#### [Exercise instructions]
Please give all of the data again, character for character, and drop the pictures.

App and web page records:
════════════════
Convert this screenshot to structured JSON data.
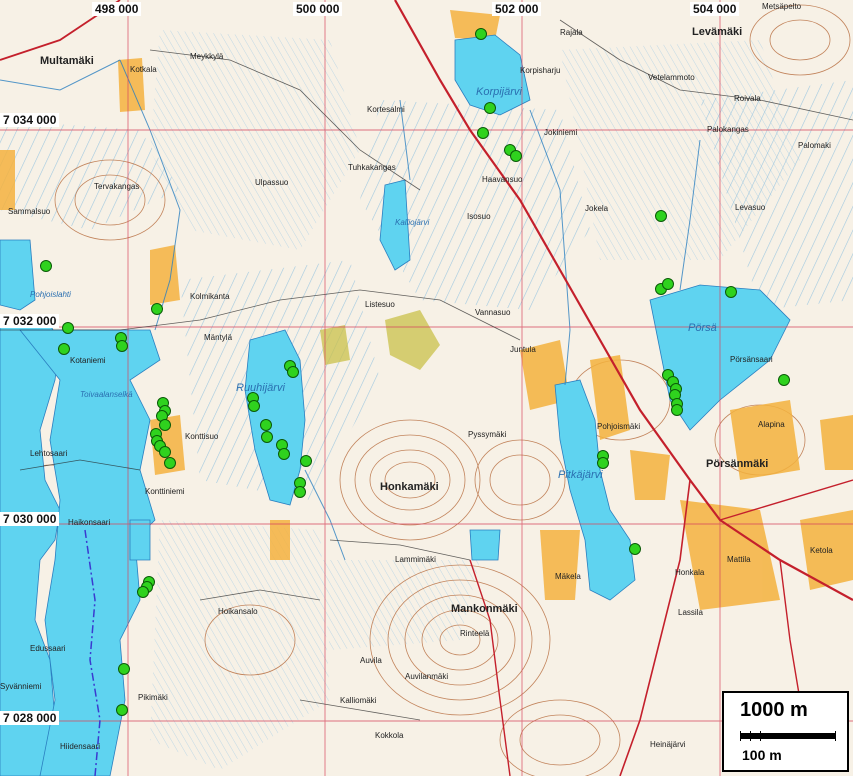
{
  "grid_labels": {
    "x": [
      "498 000",
      "500 000",
      "502 000",
      "504 000"
    ],
    "y": [
      "7 034 000",
      "7 032 000",
      "7 030 000",
      "7 028 000"
    ]
  },
  "places": [
    {
      "text": "Multamäki",
      "cls": "big"
    },
    {
      "text": "Levämäki",
      "cls": "big"
    },
    {
      "text": "Pörsänmäki",
      "cls": "big"
    },
    {
      "text": "Honkamäki",
      "cls": "big"
    },
    {
      "text": "Mankonmäki",
      "cls": "big"
    },
    {
      "text": "Korpijärvi",
      "cls": "big water"
    },
    {
      "text": "Pitkäjärvi",
      "cls": "big water"
    },
    {
      "text": "Pörsä",
      "cls": "big water"
    },
    {
      "text": "Ruuhijärvi",
      "cls": "big water"
    },
    {
      "text": "Toivaalanselkä",
      "cls": "water"
    },
    {
      "text": "Pohjoislahti",
      "cls": "water"
    },
    {
      "text": "Sammalsuo",
      "cls": ""
    },
    {
      "text": "Tervakangas",
      "cls": ""
    },
    {
      "text": "Ulpassuo",
      "cls": ""
    },
    {
      "text": "Tuhkakangas",
      "cls": ""
    },
    {
      "text": "Isosuo",
      "cls": ""
    },
    {
      "text": "Haavansuo",
      "cls": ""
    },
    {
      "text": "Kalliojärvi",
      "cls": "water"
    },
    {
      "text": "Listesuo",
      "cls": ""
    },
    {
      "text": "Vannasuo",
      "cls": ""
    },
    {
      "text": "Kolmikanta",
      "cls": ""
    },
    {
      "text": "Mäntylä",
      "cls": ""
    },
    {
      "text": "Kotaniemi",
      "cls": ""
    },
    {
      "text": "Konttisuo",
      "cls": ""
    },
    {
      "text": "Konttiniemi",
      "cls": ""
    },
    {
      "text": "Haikonsaari",
      "cls": ""
    },
    {
      "text": "Lehtosaari",
      "cls": ""
    },
    {
      "text": "Pyssymäki",
      "cls": ""
    },
    {
      "text": "Pohjoismäki",
      "cls": ""
    },
    {
      "text": "Juntula",
      "cls": ""
    },
    {
      "text": "Levasuo",
      "cls": ""
    },
    {
      "text": "Jokela",
      "cls": ""
    },
    {
      "text": "Jokiniemi",
      "cls": ""
    },
    {
      "text": "Korpisharju",
      "cls": ""
    },
    {
      "text": "Rajala",
      "cls": ""
    },
    {
      "text": "Vetelammoto",
      "cls": ""
    },
    {
      "text": "Roivala",
      "cls": ""
    },
    {
      "text": "Palokangas",
      "cls": ""
    },
    {
      "text": "Palomaki",
      "cls": ""
    },
    {
      "text": "Pörsänsaari",
      "cls": ""
    },
    {
      "text": "Lammimäki",
      "cls": ""
    },
    {
      "text": "Hoikansalo",
      "cls": ""
    },
    {
      "text": "Edussaari",
      "cls": ""
    },
    {
      "text": "Syvänniemi",
      "cls": ""
    },
    {
      "text": "Auvila",
      "cls": ""
    },
    {
      "text": "Auvilanmäki",
      "cls": ""
    },
    {
      "text": "Rinteelä",
      "cls": ""
    },
    {
      "text": "Kalliomäki",
      "cls": ""
    },
    {
      "text": "Hiidensaari",
      "cls": ""
    },
    {
      "text": "Heinäjärvi",
      "cls": ""
    },
    {
      "text": "Honkala",
      "cls": ""
    },
    {
      "text": "Mattila",
      "cls": ""
    },
    {
      "text": "Kokkola",
      "cls": ""
    },
    {
      "text": "Kotkala",
      "cls": ""
    },
    {
      "text": "Lassila",
      "cls": ""
    },
    {
      "text": "Ketola",
      "cls": ""
    },
    {
      "text": "Mäkela",
      "cls": ""
    },
    {
      "text": "Alapina",
      "cls": ""
    },
    {
      "text": "Meykkylä",
      "cls": ""
    },
    {
      "text": "Kortesalmi",
      "cls": ""
    },
    {
      "text": "Metsäpelto",
      "cls": ""
    },
    {
      "text": "Pikimäki",
      "cls": ""
    }
  ],
  "marker_count": 66,
  "scale_bar": {
    "major": "1000 m",
    "minor": "100 m"
  },
  "colors": {
    "marker_fill": "#2fd21e",
    "water": "#5fd3f0",
    "grid": "#d6455c",
    "road_main": "#c4202c",
    "contour": "#b5693a",
    "building_area": "#f4b23e"
  }
}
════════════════
#### [Solution]
Convert this screenshot to structured JSON data.
{
  "grid_labels": {
    "x": [
      "498 000",
      "500 000",
      "502 000",
      "504 000"
    ],
    "y": [
      "7 034 000",
      "7 032 000",
      "7 030 000",
      "7 028 000"
    ]
  },
  "places": [
    {
      "text": "Multamäki",
      "cls": "big"
    },
    {
      "text": "Levämäki",
      "cls": "big"
    },
    {
      "text": "Pörsänmäki",
      "cls": "big"
    },
    {
      "text": "Honkamäki",
      "cls": "big"
    },
    {
      "text": "Mankonmäki",
      "cls": "big"
    },
    {
      "text": "Korpijärvi",
      "cls": "big water"
    },
    {
      "text": "Pitkäjärvi",
      "cls": "big water"
    },
    {
      "text": "Pörsä",
      "cls": "big water"
    },
    {
      "text": "Ruuhijärvi",
      "cls": "big water"
    },
    {
      "text": "Toivaalanselkä",
      "cls": "water"
    },
    {
      "text": "Pohjoislahti",
      "cls": "water"
    },
    {
      "text": "Sammalsuo",
      "cls": ""
    },
    {
      "text": "Tervakangas",
      "cls": ""
    },
    {
      "text": "Ulpassuo",
      "cls": ""
    },
    {
      "text": "Tuhkakangas",
      "cls": ""
    },
    {
      "text": "Isosuo",
      "cls": ""
    },
    {
      "text": "Haavansuo",
      "cls": ""
    },
    {
      "text": "Kalliojärvi",
      "cls": "water"
    },
    {
      "text": "Listesuo",
      "cls": ""
    },
    {
      "text": "Vannasuo",
      "cls": ""
    },
    {
      "text": "Kolmikanta",
      "cls": ""
    },
    {
      "text": "Mäntylä",
      "cls": ""
    },
    {
      "text": "Kotaniemi",
      "cls": ""
    },
    {
      "text": "Konttisuo",
      "cls": ""
    },
    {
      "text": "Konttiniemi",
      "cls": ""
    },
    {
      "text": "Haikonsaari",
      "cls": ""
    },
    {
      "text": "Lehtosaari",
      "cls": ""
    },
    {
      "text": "Pyssymäki",
      "cls": ""
    },
    {
      "text": "Pohjoismäki",
      "cls": ""
    },
    {
      "text": "Juntula",
      "cls": ""
    },
    {
      "text": "Levasuo",
      "cls": ""
    },
    {
      "text": "Jokela",
      "cls": ""
    },
    {
      "text": "Jokiniemi",
      "cls": ""
    },
    {
      "text": "Korpisharju",
      "cls": ""
    },
    {
      "text": "Rajala",
      "cls": ""
    },
    {
      "text": "Vetelammoto",
      "cls": ""
    },
    {
      "text": "Roivala",
      "cls": ""
    },
    {
      "text": "Palokangas",
      "cls": ""
    },
    {
      "text": "Palomaki",
      "cls": ""
    },
    {
      "text": "Pörsänsaari",
      "cls": ""
    },
    {
      "text": "Lammimäki",
      "cls": ""
    },
    {
      "text": "Hoikansalo",
      "cls": ""
    },
    {
      "text": "Edussaari",
      "cls": ""
    },
    {
      "text": "Syvänniemi",
      "cls": ""
    },
    {
      "text": "Auvila",
      "cls": ""
    },
    {
      "text": "Auvilanmäki",
      "cls": ""
    },
    {
      "text": "Rinteelä",
      "cls": ""
    },
    {
      "text": "Kalliomäki",
      "cls": ""
    },
    {
      "text": "Hiidensaari",
      "cls": ""
    },
    {
      "text": "Heinäjärvi",
      "cls": ""
    },
    {
      "text": "Honkala",
      "cls": ""
    },
    {
      "text": "Mattila",
      "cls": ""
    },
    {
      "text": "Kokkola",
      "cls": ""
    },
    {
      "text": "Kotkala",
      "cls": ""
    },
    {
      "text": "Lassila",
      "cls": ""
    },
    {
      "text": "Ketola",
      "cls": ""
    },
    {
      "text": "Mäkela",
      "cls": ""
    },
    {
      "text": "Alapina",
      "cls": ""
    },
    {
      "text": "Meykkylä",
      "cls": ""
    },
    {
      "text": "Kortesalmi",
      "cls": ""
    },
    {
      "text": "Metsäpelto",
      "cls": ""
    },
    {
      "text": "Pikimäki",
      "cls": ""
    }
  ],
  "marker_count": 66,
  "scale_bar": {
    "major": "1000 m",
    "minor": "100 m"
  },
  "colors": {
    "marker_fill": "#2fd21e",
    "water": "#5fd3f0",
    "grid": "#d6455c",
    "road_main": "#c4202c",
    "contour": "#b5693a",
    "building_area": "#f4b23e"
  }
}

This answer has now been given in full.